“Understanding the growing imbalances between water supply and demand in the West is important for Reclamation and its partners,” Reclamations’ Commissioner Estevan López said. “Working together and using the latest science and data we can develop options that will help us achieve a sustainable water supply.”
Basin Studies are collaborative studies, cost-shared with non-Federal partners, to evaluate the impacts of climate change and help ensure sustainable water supplies by identifying strategies to address imbalances in water supply and demand. Each study includes four key segments:
- State-of-the-art projections of future supply and demand by river basin, including the impacts of climate change.
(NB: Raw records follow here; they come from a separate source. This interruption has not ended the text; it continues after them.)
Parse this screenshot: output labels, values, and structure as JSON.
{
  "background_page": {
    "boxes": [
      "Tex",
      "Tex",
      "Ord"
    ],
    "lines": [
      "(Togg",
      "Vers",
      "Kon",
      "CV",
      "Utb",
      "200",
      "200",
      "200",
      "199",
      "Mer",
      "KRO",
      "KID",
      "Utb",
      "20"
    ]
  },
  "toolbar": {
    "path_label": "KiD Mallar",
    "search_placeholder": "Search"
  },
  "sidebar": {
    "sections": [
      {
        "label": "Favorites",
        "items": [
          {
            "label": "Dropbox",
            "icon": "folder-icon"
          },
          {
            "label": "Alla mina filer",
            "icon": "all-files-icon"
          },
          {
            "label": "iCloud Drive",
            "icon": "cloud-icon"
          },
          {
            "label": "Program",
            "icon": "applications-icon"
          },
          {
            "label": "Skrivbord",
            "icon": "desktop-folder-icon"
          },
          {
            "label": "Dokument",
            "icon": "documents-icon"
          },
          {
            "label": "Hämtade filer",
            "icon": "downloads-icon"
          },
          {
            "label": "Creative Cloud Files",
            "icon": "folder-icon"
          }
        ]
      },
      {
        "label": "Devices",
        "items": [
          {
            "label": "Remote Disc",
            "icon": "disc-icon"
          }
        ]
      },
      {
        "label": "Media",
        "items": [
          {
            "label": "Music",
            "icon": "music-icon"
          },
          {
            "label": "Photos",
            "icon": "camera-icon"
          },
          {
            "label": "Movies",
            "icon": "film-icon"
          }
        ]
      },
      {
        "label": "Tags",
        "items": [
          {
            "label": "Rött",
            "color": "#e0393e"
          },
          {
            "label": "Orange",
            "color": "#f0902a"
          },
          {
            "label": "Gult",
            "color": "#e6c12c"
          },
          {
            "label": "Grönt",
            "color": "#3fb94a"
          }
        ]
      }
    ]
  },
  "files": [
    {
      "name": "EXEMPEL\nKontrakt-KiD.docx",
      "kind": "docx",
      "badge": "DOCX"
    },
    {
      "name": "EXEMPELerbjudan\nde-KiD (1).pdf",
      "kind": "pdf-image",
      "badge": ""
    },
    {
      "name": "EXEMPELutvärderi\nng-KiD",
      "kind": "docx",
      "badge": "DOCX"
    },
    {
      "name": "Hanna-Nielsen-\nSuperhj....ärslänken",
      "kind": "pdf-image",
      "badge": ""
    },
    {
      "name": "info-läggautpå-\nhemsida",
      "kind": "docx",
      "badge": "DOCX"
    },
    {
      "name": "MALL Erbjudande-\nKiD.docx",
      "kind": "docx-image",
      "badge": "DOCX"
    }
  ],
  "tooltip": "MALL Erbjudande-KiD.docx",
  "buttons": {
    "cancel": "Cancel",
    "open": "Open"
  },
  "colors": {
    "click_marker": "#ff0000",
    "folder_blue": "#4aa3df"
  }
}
- An analysis of how the basin’s existing water and power operations and infrastructure will perform in the face of changing water realities.
- Development of adaptation and mitigation strategies to meet current and future water demands.
- A trade-off analysis of the adaptation and mitigation strategies identified.
To complete the American River Basin Study, Reclamation has partnered with the Placer County Water Agency, El Dorado County Water Agency, City of Sacramento, City of Roseville, City of Folsom and Regional Water Authority.
The Basin Study Program is part of WaterSMART. WaterSMART is the Department of the Interior’s sustainable water initiative that uses the best available science to improve water conservation and help water resource managers identify strategies to narrow the gap between supply and demand.
Also part of the WaterSMART Basin Study Program will be Reclamations’ collaboration to study the St. Mary and Milk River Basins Study in Montana and Santa Fe Basin Study in New Mexico.
The St. Mary and Milk River Basins straddle the U.S./Canadian border. The basin study update will improve the modeling used in an initial basin study, which was completed in 2012. At that time, the basin study projected a 27 percent increase in irrigation depletion by 2050. Currently the basin is experiencing an annual shortage of 71,000 acre-feet, which represents 36 percent of the overall irrigation supply. The new modeling will support efforts to meet current and future water demands.
The Santa Fe Basin Study covers a 285 square mile sub-basin of the Rio Grande located in New Mexico. The original basin study completed in 2015 projected that shortages may reach up to 9,323 acre-feet by 2055, about 40 percent of projected demand within the basin. The update to the basin study will include an analysis to better understand the progression of shortages leading up to 2055. This update will assist in evaluating strategies to meet future water needs and evaluate strategies including water reuse, enhanced conservation, and grey water and rooftop catchment programs.